Exercise description
Scan the data below for lines holding the word "HTTP", and copy each line found.

Material supplied
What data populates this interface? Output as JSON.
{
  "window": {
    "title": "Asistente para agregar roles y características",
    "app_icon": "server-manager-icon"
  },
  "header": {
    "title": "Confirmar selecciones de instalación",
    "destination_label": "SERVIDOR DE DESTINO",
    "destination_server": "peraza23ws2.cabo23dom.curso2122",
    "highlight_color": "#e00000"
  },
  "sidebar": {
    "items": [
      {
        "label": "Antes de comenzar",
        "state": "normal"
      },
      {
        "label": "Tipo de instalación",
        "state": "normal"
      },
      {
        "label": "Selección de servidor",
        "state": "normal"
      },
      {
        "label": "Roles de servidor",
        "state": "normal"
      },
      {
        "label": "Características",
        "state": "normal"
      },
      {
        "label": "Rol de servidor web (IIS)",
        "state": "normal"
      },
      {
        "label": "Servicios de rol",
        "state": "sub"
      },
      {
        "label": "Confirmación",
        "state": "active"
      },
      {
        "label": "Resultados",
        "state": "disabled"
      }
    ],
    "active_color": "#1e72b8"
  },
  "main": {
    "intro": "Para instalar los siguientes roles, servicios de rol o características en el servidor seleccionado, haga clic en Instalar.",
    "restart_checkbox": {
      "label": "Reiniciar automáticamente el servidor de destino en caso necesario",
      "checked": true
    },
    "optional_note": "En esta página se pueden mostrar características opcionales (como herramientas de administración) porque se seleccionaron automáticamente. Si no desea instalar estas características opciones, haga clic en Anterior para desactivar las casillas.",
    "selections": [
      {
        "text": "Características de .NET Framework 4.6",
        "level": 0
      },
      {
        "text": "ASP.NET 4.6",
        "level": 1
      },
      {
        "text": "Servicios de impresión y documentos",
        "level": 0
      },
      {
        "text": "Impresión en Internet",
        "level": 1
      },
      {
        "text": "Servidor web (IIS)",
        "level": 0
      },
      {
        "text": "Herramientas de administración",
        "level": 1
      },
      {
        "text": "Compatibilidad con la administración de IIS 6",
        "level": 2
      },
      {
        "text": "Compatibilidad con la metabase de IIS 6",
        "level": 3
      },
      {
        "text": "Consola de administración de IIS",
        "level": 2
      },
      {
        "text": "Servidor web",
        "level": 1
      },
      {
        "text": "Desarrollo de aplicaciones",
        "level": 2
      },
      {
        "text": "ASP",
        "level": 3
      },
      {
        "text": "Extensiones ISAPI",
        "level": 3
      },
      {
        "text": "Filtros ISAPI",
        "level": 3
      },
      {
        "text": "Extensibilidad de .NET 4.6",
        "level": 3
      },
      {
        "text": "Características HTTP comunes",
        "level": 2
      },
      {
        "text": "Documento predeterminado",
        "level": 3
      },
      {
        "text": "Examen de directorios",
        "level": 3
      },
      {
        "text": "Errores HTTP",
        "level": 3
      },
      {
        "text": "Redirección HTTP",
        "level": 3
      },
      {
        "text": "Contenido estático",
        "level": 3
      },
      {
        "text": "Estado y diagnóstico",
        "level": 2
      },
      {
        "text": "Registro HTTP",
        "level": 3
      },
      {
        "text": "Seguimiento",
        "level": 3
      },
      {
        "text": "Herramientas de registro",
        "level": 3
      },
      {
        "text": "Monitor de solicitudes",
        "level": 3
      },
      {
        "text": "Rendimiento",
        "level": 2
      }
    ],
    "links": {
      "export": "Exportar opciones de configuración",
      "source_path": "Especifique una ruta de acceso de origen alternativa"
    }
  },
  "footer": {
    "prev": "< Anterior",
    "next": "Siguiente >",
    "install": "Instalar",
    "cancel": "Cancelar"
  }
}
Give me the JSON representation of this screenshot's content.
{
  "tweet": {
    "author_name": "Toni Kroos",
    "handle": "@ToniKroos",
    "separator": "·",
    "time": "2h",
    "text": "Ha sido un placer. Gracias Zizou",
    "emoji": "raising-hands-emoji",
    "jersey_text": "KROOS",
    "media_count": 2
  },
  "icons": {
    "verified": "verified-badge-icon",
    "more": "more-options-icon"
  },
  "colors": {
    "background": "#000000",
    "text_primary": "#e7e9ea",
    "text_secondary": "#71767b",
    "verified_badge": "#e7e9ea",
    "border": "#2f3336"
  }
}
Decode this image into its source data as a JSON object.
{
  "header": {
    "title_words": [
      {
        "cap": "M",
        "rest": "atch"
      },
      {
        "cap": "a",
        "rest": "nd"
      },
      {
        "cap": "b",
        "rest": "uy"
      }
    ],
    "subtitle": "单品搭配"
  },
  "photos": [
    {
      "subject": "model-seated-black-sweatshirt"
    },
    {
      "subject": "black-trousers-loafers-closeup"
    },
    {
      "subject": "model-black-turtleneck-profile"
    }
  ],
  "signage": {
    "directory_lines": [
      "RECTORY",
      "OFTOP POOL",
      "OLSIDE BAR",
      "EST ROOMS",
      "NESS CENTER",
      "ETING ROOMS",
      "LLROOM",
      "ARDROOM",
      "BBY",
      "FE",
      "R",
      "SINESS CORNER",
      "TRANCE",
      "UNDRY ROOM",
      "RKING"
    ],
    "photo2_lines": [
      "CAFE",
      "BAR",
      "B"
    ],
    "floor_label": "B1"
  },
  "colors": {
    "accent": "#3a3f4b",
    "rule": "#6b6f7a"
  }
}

Response for this exercise
        "text": "Características HTTP comunes",
        "text": "Errores HTTP",
        "text": "Redirección HTTP",
        "text": "Registro HTTP",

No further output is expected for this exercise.